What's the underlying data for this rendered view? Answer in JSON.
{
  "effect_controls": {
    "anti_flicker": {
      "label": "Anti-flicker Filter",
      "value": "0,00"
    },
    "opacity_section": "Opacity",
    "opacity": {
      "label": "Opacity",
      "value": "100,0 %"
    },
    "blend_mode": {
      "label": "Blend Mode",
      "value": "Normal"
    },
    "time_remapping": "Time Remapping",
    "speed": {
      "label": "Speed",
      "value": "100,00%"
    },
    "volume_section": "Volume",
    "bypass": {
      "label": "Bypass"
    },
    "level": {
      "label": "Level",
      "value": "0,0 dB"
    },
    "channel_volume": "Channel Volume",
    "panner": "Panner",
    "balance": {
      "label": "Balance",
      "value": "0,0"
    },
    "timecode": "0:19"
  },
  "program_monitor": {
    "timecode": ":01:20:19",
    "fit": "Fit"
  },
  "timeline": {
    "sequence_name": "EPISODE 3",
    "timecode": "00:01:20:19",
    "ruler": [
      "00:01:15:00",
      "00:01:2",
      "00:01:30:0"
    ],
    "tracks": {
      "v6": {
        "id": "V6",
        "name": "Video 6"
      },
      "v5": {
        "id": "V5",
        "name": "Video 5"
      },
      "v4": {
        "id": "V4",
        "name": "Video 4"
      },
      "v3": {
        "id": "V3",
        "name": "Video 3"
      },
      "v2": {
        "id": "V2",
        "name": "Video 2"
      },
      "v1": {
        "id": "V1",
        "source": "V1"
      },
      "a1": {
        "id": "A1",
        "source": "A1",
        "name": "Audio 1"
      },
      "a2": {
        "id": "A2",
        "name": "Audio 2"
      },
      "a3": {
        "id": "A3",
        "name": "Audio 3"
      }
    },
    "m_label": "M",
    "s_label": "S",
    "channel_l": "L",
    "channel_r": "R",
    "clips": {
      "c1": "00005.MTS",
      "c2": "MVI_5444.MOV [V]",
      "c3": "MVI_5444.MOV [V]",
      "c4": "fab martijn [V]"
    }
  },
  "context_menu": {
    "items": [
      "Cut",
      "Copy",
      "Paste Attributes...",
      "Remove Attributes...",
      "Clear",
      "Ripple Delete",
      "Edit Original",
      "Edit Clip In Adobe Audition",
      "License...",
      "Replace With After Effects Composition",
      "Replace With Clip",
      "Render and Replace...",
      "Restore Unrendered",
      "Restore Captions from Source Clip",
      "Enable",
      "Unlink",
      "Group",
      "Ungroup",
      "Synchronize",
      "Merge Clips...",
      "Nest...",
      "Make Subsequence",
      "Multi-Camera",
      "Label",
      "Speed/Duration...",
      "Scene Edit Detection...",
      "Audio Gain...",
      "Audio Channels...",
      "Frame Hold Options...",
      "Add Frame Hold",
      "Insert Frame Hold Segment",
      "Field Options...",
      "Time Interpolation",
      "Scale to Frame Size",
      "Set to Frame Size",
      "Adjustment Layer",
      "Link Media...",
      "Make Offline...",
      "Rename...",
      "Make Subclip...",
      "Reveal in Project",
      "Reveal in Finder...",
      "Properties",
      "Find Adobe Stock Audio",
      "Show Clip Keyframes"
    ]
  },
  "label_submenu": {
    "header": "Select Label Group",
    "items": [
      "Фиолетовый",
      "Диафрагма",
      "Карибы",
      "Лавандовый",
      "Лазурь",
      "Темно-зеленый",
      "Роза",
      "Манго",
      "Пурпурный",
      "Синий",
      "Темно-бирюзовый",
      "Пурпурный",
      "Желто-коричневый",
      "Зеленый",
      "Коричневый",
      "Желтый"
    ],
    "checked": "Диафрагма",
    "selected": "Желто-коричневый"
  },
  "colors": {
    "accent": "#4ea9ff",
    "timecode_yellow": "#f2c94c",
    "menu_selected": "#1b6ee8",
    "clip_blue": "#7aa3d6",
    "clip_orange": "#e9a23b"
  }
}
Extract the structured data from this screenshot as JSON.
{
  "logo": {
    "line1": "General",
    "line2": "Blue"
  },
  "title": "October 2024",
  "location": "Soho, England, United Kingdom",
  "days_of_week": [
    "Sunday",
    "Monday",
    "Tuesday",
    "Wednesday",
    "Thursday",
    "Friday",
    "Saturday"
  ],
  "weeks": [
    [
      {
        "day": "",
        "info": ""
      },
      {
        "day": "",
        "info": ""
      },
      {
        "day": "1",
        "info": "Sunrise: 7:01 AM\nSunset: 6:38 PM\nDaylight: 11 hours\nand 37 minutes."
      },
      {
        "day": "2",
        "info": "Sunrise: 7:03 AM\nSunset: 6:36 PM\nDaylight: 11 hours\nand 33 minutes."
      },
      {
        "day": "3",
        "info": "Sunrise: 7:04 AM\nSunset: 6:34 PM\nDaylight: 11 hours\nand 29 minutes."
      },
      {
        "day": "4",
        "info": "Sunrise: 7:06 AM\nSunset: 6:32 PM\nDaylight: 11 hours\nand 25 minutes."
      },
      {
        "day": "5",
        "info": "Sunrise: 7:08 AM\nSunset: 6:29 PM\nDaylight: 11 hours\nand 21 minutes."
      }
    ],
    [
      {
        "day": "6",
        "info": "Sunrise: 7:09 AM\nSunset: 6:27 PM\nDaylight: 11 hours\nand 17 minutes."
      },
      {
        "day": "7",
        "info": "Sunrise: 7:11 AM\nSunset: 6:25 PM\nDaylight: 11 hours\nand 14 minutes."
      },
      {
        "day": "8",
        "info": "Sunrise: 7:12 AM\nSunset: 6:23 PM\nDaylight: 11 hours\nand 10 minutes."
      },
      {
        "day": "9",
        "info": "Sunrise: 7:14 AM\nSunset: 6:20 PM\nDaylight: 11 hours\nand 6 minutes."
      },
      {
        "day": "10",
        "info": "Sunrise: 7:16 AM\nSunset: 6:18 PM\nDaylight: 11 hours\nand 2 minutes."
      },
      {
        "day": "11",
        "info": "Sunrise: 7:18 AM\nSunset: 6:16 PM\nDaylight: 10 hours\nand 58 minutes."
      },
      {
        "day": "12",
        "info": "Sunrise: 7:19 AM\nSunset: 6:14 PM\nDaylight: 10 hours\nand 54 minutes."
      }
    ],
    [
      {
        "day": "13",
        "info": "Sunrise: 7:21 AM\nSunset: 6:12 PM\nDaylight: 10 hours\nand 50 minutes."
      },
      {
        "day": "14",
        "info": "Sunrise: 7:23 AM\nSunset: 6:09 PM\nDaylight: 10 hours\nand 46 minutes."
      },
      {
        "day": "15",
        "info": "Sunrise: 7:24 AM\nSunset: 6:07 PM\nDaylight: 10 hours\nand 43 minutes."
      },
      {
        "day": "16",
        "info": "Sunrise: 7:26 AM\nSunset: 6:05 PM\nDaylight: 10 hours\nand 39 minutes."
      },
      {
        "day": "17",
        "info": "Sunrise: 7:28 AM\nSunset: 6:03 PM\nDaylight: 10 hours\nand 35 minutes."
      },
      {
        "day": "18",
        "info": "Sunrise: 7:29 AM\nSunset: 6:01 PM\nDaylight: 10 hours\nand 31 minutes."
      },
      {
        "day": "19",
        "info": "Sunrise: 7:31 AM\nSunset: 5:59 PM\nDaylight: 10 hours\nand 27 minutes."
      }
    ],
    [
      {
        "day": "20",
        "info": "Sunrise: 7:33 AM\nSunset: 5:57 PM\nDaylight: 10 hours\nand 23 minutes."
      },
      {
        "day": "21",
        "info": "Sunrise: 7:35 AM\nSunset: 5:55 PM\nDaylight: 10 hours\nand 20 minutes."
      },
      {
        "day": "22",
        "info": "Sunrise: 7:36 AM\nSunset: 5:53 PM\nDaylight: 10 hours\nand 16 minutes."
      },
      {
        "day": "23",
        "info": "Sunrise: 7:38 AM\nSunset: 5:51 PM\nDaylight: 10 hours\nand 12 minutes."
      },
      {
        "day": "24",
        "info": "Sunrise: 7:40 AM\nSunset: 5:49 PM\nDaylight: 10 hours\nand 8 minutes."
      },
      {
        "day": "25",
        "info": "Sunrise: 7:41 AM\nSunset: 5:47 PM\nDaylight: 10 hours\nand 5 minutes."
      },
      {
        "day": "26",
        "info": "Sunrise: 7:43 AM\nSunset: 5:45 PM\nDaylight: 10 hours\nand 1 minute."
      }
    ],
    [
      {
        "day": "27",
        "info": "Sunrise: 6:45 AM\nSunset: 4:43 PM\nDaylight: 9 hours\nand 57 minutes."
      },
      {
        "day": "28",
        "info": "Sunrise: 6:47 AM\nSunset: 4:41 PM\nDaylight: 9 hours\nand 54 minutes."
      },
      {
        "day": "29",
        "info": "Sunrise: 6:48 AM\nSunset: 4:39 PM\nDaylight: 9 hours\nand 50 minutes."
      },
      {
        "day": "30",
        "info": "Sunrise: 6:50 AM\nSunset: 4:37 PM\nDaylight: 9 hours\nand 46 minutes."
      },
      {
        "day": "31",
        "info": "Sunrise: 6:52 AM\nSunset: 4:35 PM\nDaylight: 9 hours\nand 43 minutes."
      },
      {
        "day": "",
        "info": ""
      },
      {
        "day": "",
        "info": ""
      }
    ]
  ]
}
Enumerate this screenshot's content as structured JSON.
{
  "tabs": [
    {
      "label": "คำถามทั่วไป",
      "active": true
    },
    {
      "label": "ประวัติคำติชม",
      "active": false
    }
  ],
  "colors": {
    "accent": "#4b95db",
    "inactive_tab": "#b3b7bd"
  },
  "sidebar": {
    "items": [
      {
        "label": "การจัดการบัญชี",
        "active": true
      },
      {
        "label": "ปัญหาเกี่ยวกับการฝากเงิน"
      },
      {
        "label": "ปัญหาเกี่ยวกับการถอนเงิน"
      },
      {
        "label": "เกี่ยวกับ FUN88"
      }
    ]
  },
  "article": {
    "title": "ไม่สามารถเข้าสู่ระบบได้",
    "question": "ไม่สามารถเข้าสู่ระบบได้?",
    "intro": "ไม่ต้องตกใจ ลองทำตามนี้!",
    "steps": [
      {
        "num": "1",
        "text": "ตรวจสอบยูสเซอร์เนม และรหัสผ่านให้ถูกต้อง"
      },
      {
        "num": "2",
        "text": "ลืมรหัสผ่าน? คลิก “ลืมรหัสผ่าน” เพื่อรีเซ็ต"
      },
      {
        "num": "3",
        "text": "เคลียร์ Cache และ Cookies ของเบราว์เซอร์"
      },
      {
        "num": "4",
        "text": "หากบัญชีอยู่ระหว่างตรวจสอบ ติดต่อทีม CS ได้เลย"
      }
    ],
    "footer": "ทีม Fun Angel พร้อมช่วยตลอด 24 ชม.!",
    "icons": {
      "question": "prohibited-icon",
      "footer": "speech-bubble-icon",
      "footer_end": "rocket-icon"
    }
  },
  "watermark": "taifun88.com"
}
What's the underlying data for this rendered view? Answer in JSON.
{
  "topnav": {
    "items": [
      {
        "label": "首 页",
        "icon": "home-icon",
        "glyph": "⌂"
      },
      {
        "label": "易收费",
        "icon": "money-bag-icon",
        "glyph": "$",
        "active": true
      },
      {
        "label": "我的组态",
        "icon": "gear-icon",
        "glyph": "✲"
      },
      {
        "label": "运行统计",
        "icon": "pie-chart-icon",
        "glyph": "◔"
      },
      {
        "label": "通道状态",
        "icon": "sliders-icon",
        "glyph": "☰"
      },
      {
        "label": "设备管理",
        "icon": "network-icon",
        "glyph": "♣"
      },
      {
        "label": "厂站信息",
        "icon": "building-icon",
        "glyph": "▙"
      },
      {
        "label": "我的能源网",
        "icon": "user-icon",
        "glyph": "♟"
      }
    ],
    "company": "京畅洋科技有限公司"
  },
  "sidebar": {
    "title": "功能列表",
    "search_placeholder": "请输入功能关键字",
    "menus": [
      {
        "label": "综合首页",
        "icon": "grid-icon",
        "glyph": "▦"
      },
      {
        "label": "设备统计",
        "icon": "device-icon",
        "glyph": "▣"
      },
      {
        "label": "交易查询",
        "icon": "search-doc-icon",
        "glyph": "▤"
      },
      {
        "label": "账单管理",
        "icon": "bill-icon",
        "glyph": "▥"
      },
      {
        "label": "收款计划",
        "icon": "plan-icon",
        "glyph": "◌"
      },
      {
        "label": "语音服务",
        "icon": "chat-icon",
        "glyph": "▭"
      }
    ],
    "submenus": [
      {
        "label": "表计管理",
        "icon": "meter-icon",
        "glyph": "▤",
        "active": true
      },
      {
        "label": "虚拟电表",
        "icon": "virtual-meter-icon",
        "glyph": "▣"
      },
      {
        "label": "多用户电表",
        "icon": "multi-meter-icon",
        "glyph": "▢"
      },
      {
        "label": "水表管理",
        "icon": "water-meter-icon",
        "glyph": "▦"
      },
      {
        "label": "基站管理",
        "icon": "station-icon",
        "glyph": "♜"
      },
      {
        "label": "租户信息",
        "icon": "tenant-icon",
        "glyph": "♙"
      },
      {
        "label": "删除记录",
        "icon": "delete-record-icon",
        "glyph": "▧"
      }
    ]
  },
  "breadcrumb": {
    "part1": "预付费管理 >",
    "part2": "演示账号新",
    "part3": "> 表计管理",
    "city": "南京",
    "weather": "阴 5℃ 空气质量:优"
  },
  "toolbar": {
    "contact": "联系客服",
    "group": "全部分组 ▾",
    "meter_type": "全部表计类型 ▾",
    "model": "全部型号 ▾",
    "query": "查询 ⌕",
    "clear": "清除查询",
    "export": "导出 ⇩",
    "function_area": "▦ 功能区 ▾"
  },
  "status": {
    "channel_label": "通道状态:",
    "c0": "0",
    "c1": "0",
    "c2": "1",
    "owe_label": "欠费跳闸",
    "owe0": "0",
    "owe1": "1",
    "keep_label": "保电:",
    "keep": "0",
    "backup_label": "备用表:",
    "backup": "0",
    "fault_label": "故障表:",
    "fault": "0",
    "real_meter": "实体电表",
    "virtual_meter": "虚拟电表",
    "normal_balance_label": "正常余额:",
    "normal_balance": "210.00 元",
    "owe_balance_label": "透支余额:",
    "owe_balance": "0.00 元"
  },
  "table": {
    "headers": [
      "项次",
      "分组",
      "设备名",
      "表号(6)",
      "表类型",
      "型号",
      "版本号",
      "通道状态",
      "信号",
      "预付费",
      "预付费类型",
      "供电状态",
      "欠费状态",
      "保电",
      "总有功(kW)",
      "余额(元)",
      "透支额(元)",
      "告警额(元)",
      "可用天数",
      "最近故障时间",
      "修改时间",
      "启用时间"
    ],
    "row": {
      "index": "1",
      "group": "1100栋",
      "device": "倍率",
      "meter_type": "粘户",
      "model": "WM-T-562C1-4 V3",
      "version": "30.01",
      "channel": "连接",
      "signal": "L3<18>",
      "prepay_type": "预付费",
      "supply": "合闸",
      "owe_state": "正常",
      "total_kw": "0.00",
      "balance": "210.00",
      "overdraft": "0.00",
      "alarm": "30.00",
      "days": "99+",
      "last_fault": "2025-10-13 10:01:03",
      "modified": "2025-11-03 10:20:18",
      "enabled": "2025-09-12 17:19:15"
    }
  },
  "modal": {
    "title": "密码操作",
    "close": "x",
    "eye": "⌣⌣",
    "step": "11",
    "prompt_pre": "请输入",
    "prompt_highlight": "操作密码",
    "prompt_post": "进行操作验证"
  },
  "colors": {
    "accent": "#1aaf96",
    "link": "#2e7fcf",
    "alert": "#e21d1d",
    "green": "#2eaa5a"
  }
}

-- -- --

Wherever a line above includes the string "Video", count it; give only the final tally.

5